Locate the word "Parameters" in the material, then show every line that holds it.

Data records
• • • •
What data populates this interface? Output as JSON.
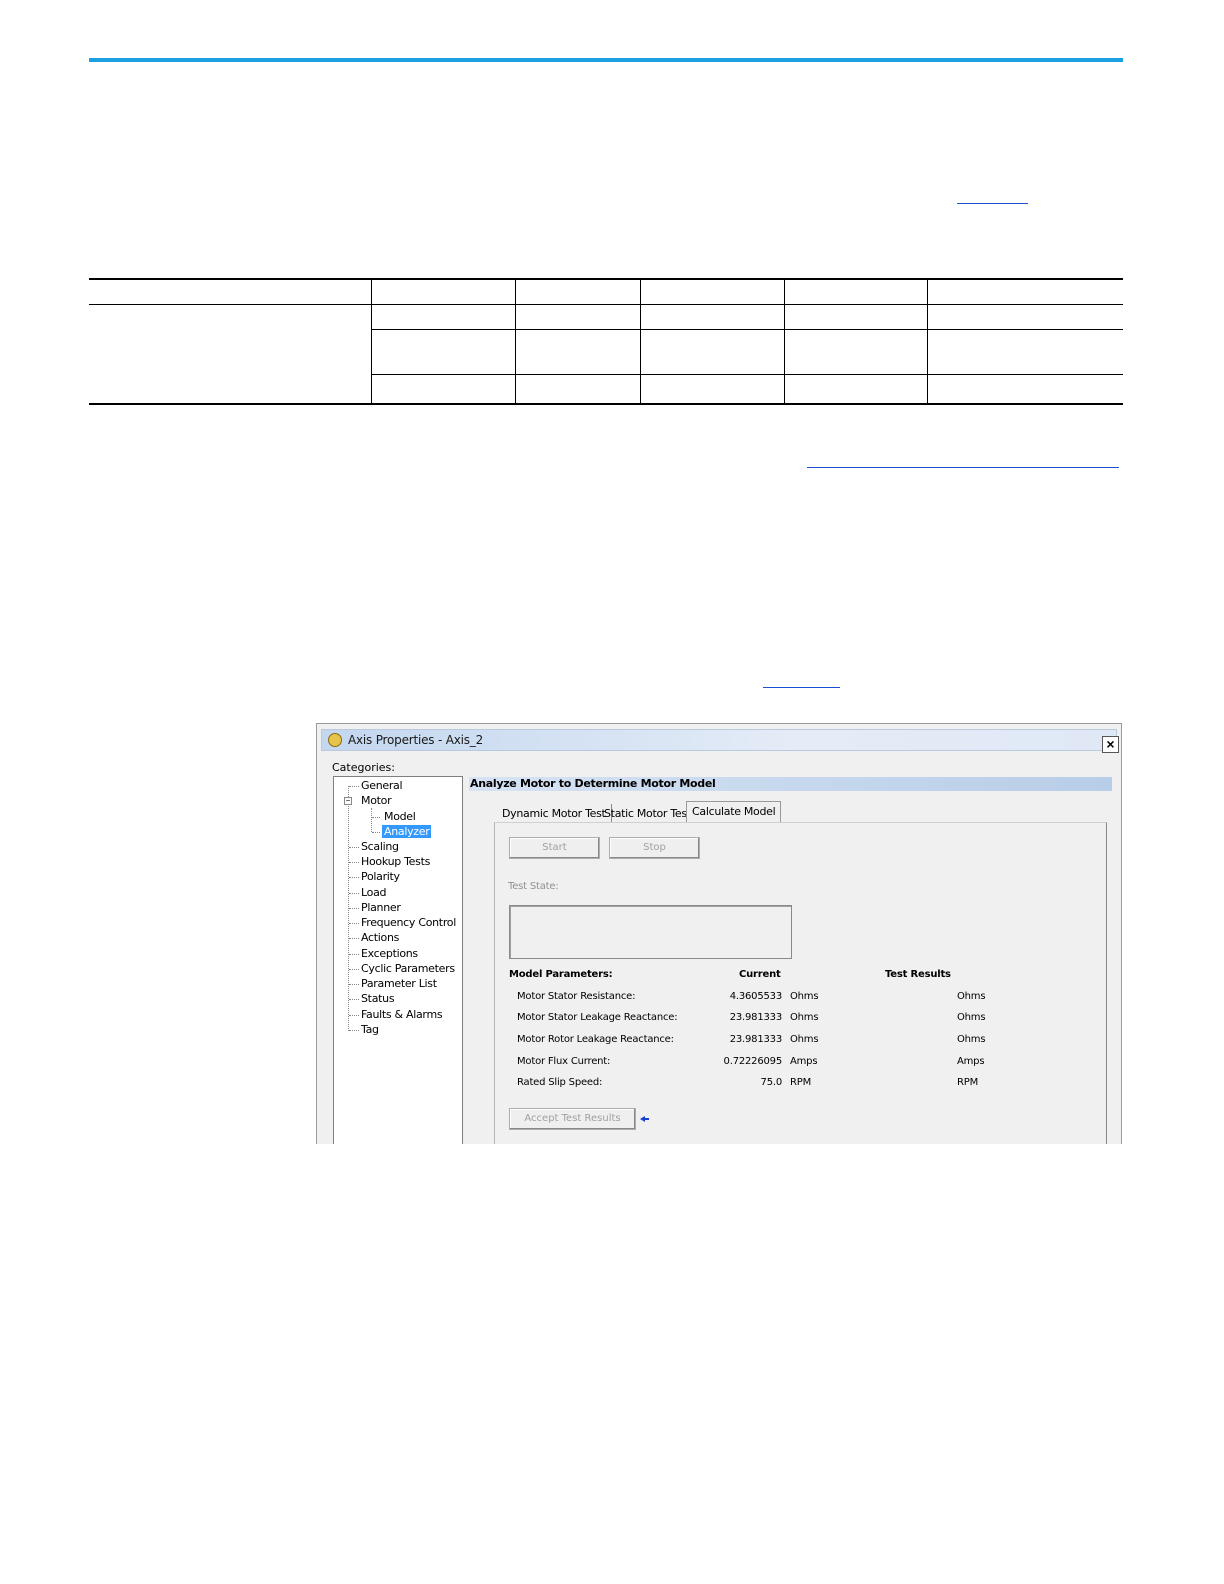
{
  "dialog": {
    "title": "Axis Properties - Axis_2",
    "close_label": "×",
    "categories_label": "Categories:",
    "tree": {
      "general": "General",
      "motor": "Motor",
      "model": "Model",
      "analyzer": "Analyzer",
      "scaling": "Scaling",
      "hookup_tests": "Hookup Tests",
      "polarity": "Polarity",
      "load": "Load",
      "planner": "Planner",
      "frequency_control": "Frequency Control",
      "actions": "Actions",
      "exceptions": "Exceptions",
      "cyclic_parameters": "Cyclic Parameters",
      "parameter_list": "Parameter List",
      "status": "Status",
      "faults_alarms": "Faults & Alarms",
      "tag": "Tag"
    },
    "panel_header": "Analyze Motor to Determine Motor Model",
    "tabs": {
      "dynamic": "Dynamic Motor Test",
      "static": "Static Motor Test",
      "calculate": "Calculate Model"
    },
    "buttons": {
      "start": "Start",
      "stop": "Stop",
      "accept": "Accept Test Results"
    },
    "test_state_label": "Test State:",
    "headers": {
      "model_parameters": "Model Parameters:",
      "current": "Current",
      "test_results": "Test Results"
    },
    "rows": [
      {
        "label": "Motor Stator Resistance:",
        "value": "4.3605533",
        "unit": "Ohms",
        "result_unit": "Ohms"
      },
      {
        "label": "Motor Stator Leakage Reactance:",
        "value": "23.981333",
        "unit": "Ohms",
        "result_unit": "Ohms"
      },
      {
        "label": "Motor Rotor Leakage Reactance:",
        "value": "23.981333",
        "unit": "Ohms",
        "result_unit": "Ohms"
      },
      {
        "label": "Motor Flux Current:",
        "value": "0.72226095",
        "unit": "Amps",
        "result_unit": "Amps"
      },
      {
        "label": "Rated Slip Speed:",
        "value": "75.0",
        "unit": "RPM",
        "result_unit": "RPM"
      }
    ],
    "arrow_icon": "left-arrow-icon"
  },
  "colors": {
    "accent_bar": "#1ba1e2",
    "link": "#1a4fd6",
    "selection": "#3399ff"
  }
}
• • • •
Your solution
      "cyclic_parameters": "Cyclic Parameters",
      "model_parameters": "Model Parameters:",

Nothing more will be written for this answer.